Minimum wage laws are put in place to protect workers from being paid less than what is mandated by federal, state, and local legislation. Virginia has its own minimum wage law known as the Virginia Minimum Wage Act. This law is the same as the federal minimum wage of $7.25 per hour. Wage laws in Virginia apply to all counties, including Alexandria, Arlington, and Fairfax. Learn more about the wage laws that govern Virginia workers and what you should do if you believe that you are being illegally exploited over your wages by your employer.
Virginia’s own minimum wage law, the Virginia Minimum Wage Act, adheres to the federal minimum wage of $7.25 per hour. However, the city of Alexandria has its own Living Wage Policy that some local employers must follow. If you work as a contractor in the city of Alexandria, your employer is required to pay you a “living wage” no less than the current set wage of $13.13 per hour. These contractors are also subject to the Living Wage Ordinance and are required to provide quarterly and annual reports of wages paid to the city.

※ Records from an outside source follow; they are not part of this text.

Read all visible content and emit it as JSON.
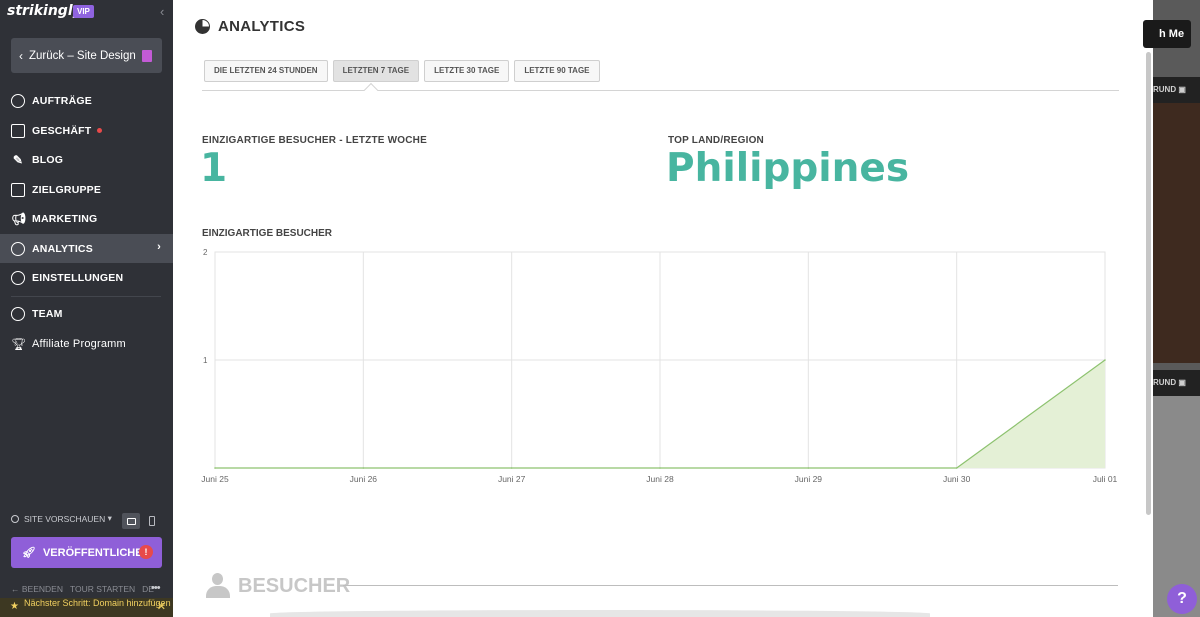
{
  "sidebar": {
    "logo": "strikingly",
    "vip_badge": "VIP",
    "back_button": "Zurück – Site Design",
    "items": [
      {
        "label": "AUFTRÄGE",
        "icon": "dollar-icon"
      },
      {
        "label": "GESCHÄFT",
        "icon": "store-icon",
        "notification_dot": true
      },
      {
        "label": "BLOG",
        "icon": "pen-icon"
      },
      {
        "label": "ZIELGRUPPE",
        "icon": "audience-icon"
      },
      {
        "label": "MARKETING",
        "icon": "megaphone-icon"
      },
      {
        "label": "ANALYTICS",
        "icon": "pie-chart-icon",
        "active": true
      },
      {
        "label": "EINSTELLUNGEN",
        "icon": "gear-icon"
      },
      {
        "label": "TEAM",
        "icon": "team-icon"
      },
      {
        "label": "Affiliate Programm",
        "icon": "trophy-icon"
      }
    ],
    "preview_label": "SITE VORSCHAUEN",
    "publish_button": "VERÖFFENTLICHEN",
    "publish_warning": "!",
    "footer": {
      "exit": "BEENDEN",
      "tour": "TOUR STARTEN",
      "lang": "DE"
    },
    "next_step": "Nächster Schritt: Domain hinzufügen"
  },
  "editor": {
    "top_button": "h Me",
    "strip_label": "RUND"
  },
  "main": {
    "title": "ANALYTICS",
    "tabs": [
      {
        "label": "DIE LETZTEN 24 STUNDEN"
      },
      {
        "label": "LETZTEN 7 TAGE",
        "active": true
      },
      {
        "label": "LETZTE 30 TAGE"
      },
      {
        "label": "LETZTE 90 TAGE"
      }
    ],
    "unique_visitors_label": "EINZIGARTIGE BESUCHER - LETZTE WOCHE",
    "unique_visitors_value": "1",
    "top_region_label": "TOP LAND/REGION",
    "top_region_value": "Philippines",
    "chart_title": "EINZIGARTIGE BESUCHER",
    "section_title": "BESUCHER"
  },
  "chart_data": {
    "type": "area",
    "categories": [
      "Juni 25",
      "Juni 26",
      "Juni 27",
      "Juni 28",
      "Juni 29",
      "Juni 30",
      "Juli 01"
    ],
    "series": [
      {
        "values": [
          0,
          0,
          0,
          0,
          0,
          0,
          1
        ]
      }
    ],
    "ylim": [
      0,
      2
    ],
    "yticks": [
      1,
      2
    ],
    "grid": true,
    "colors": {
      "line": "#8dc26f",
      "fill": "#e4f0d6"
    }
  },
  "help": "?"
}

Some employees are exempt from the Virginia Minimum Wage Act. These exceptions include farm workers, traveling salespersons working on a commission basis, certain types of domestic workers, taxi drivers, newspaper carriers, babysitters, shoe-shiners, doorpersons, golf course caddies, ushers, concession attendants, persons working for summer camps, and cashiers in theaters. Other workers who are exempt include apprentices and students in bona fide apprenticeship or educational programs, as well as any person who is younger than 16 and all persons younger than 18 years old who work for a parent or legal guardian. Employers with fewer than four employees at any given time (not including family members) are also exempt.
You deserve to be paid for every minute you spend working. Under the Fair Labor Standards Act (FLSA), you are owed at least minimum wage for each hour worked. You may also be entitled to overtime compensation if you are a non-exempt employee who has worked more than 40 hours in a given week. While Virginia does not have an overtime labor law of its own, the state does follow federal guidelines to determine who is eligible for overtime hours and payment.
There are certain types of leave offered by some employers, including vacation, sick, holiday, or jury duty. In Virginia, employers are not required to offer workers paid or unpaid vacation benefits. However, an employer may choose to provide such benefits. Virginia law also does not require an employer to provide workers with sick leave or holiday leave, either paid or unpaid. Although an employer is not required to pay an employee for time spent serving on a jury or responding to a jury summons, the employer cannot take adverse action against an employee for time missed as long as the worker provides reasonable notice of the jury duty or summons.
Wage Payment Laws
Employers must follow certain laws pertaining to wage payments. All employers must establish regular pay periods according to the type of employee. Hourly employees must be paid at least twice a month or every two weeks. Salaried employees must be paid a minimum of once a month. In Virginia, wages can be paid via cash, check payable at face value, direct deposit, or credit to a card account or prepaid debit. Upon request, an employer must provide an employee with a written statement of their gross wages which were earned by an employee during any pay period. This statement should include all deductions as well as the purpose of these deductions.
Severance pay is a type of compensation that is often granted to employees upon termination of their employment. This pay is typically based on the length of the employment and usually amounts to one or two weeks of pay. Virginia labor laws do not require employers to provide workers with severance pay. However, an employee may be granted severance pay if an employer chooses to provide such benefits. If an employer does offer severance pay, it must comply with the terms of the worker’s employment contract or an established policy.
If you are an exempt employee, you may not be protected under certain labor laws. Non-exempt employers must be paid for each hour worked. When determining whether or not you are a non-exempt employee, ask yourself the following questions: Does your employer allow you to clock in early and then adjust your timecard accordingly? Does your employer allow you complete work at home? Does your employer require that you get ready for work with a special uniform before clocking in? Do you ever come into work early, stay late, or work through your lunch break without being compensated?
Some states allow an employer to pay an employee a lower minimum wage if the employee also earns regular tips. In Virginia, an employer is legally allowed to pay an employee less than minimum wage if he or she brings in enough tips to bring the hourly rate to the Virginia state minimum. In Virginia, an employer must pay an employee a minimum wage of $2.13 per hour. In some circumstances, an employee may be required to pool or share tips with other employees. Under both federal and Virginia law, all tips earned by an employee belong to the employee. An employer is not allowed to take an employee’s tips for him or herself.
Wage fraud costs employers in Virginia significant revenue each year. These financial losses can cause pressure on relationships and tension in the workplace. Work-related financial losses may include wage fraud, wage and hour claims, unpaid overtime, failure to pay commissions, unpaid benefits, and unpaid salary. If you have a wage dispute, you need an experienced employment law attorney. If your case is successful, you may be entitled to compensation from your employer for wages owed to you. Contact The Brown Firm PLLC for a legal consultation today.